Up and comer Max Wells quietly dropped a new collaborative EP with Lil Tokyo and Hella Sketchy a few weeks back, and though it’s quite a bit different from the more personal and ambitious EP Now I’m Here, it continues to mark the young emcee as a talent to watch. “Sticky” is the opener and also the best single, notable for its use of a Link yelp for a hook and for the synchronicity between GF Retro’s bright, cheery Nintendo samples and Max Wells’ hyper chill delivery. The song is one of those ideal late summer jams, breezy and casual but substantial enough to make constant repeats not just tolerable but necessary.

Stat1 “Attack of the Clones (ft. Protextor and Crew54)”

Austin hip hop veteran Stat1 takes on scene phonies, lazy pretenders and society at large in the self-explanatory “Attack of the Clones,” with fellow vets Protextor and Crew 54 joining in the assault. Stat1’s delivery on the track is refreshingly vicious given his recent material, but considering how ferocious and frenzied Kydd Jones’ beat is, what would you expect? That leaves Protextor and Crew54 to skew a little more diplomatic in regards to speed and volume but both guests don’t hesitate to dig in with their lyrics– Crew 54’s line “All lives matter/More than ours” cuts especially deep. All told, “Attack of the Clones” stands out as one of the most invigorating recent Austin hip hop singles, and it couldn’t hit at a better time.
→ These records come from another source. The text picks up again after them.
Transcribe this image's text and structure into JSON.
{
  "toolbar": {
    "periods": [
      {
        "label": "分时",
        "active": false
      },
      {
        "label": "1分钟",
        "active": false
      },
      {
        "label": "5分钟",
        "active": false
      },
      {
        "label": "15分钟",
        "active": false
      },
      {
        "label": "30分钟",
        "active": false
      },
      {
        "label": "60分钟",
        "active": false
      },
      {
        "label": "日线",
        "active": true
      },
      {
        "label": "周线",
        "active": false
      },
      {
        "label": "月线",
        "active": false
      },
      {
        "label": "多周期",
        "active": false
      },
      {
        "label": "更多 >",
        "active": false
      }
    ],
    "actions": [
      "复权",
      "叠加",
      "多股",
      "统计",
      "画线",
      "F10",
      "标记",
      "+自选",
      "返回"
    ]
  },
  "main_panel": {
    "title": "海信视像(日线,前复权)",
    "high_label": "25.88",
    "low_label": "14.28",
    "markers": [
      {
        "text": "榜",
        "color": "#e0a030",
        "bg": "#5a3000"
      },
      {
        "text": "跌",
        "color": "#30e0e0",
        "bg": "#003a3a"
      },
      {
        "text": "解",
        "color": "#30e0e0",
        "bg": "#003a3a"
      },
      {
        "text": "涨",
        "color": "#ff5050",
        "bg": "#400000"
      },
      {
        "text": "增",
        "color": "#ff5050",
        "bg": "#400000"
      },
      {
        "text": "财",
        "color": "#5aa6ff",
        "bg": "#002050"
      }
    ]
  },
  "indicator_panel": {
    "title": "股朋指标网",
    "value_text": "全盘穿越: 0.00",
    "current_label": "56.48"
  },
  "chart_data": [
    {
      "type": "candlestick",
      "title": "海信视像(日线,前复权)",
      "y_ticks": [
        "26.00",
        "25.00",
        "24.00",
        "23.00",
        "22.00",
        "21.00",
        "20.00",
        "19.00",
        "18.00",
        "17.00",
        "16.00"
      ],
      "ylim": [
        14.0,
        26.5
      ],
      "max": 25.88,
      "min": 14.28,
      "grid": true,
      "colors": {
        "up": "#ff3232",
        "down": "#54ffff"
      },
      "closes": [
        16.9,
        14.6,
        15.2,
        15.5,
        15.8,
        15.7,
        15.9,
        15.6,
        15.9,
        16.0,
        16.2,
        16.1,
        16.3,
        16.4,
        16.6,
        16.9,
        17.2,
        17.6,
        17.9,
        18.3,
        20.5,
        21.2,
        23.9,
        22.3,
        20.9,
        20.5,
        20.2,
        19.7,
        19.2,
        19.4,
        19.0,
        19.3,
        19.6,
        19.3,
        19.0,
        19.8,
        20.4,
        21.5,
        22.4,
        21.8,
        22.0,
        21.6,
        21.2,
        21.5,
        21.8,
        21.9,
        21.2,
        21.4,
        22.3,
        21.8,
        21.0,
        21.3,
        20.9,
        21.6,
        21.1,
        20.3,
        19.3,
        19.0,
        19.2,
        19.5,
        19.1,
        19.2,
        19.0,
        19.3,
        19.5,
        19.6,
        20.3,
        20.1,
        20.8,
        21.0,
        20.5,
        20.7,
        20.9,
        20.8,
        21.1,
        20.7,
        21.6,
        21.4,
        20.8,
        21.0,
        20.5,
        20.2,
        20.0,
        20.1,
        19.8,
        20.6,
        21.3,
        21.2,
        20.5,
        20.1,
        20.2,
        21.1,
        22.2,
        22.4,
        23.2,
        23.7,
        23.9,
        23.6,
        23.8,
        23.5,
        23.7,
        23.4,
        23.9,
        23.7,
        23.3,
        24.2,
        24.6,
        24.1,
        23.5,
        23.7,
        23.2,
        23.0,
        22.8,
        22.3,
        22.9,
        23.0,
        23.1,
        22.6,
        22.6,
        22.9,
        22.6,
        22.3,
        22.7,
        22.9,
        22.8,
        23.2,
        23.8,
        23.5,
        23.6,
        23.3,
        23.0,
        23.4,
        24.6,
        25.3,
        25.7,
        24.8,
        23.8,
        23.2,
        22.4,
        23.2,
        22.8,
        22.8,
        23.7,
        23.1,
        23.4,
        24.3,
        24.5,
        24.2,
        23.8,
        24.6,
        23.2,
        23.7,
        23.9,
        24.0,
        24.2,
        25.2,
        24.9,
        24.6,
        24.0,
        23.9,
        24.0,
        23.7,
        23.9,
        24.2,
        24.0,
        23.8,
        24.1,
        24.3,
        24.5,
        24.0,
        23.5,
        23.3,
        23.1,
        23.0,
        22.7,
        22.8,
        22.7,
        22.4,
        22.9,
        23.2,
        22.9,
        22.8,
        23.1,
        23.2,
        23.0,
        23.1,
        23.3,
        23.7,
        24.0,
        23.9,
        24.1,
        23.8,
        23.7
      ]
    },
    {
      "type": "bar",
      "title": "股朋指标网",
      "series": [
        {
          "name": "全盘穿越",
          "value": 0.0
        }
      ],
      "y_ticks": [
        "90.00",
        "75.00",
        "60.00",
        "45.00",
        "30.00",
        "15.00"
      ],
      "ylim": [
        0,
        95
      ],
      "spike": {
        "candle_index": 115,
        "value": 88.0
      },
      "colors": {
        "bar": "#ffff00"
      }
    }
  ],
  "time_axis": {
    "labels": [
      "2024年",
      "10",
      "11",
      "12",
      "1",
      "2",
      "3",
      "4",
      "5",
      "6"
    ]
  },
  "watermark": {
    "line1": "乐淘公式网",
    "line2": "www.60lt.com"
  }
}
Stat1 performs October 8th at Spinners as part of Bar Fest with DJ Versus and more.

Nick Hanover got his degree from Disneyland, but he’s the last of the secret agents and he’s your man. Which is to say you can find his particular style of espionage here at Ovrld as well as Loser City, where he mostly writes about comics. You can also flip through his archives at  Comics Bulletin, which he is formerly the Co-Managing Editor of, and Spectrum Culture, where he contributed literally hundreds of pieces for a few years. Or if you feel particularly adventurous, you can always witness his odd .gif battles with his friends and enemies on twitter: @Nick_Hanover